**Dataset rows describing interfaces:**
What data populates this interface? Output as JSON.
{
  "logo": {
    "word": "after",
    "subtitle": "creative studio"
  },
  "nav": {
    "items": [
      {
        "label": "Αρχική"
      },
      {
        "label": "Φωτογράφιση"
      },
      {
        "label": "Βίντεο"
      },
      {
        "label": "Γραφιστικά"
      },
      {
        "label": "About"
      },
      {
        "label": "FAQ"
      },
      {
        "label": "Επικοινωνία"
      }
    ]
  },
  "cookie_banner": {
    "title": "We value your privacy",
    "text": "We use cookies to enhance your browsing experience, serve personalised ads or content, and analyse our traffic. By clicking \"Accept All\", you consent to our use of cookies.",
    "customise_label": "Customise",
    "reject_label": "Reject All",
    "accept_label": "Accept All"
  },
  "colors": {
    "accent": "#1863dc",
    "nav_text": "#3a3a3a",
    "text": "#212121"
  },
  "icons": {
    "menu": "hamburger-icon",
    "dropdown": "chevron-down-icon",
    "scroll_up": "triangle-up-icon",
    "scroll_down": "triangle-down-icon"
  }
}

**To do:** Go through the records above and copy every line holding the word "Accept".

**Solved exercise:**
    "text": "We use cookies to enhance your browsing experience, serve personalised ads or content, and analyse our traffic. By clicking \"Accept All\", you consent to our use of cookies.",
    "accept_label": "Accept All"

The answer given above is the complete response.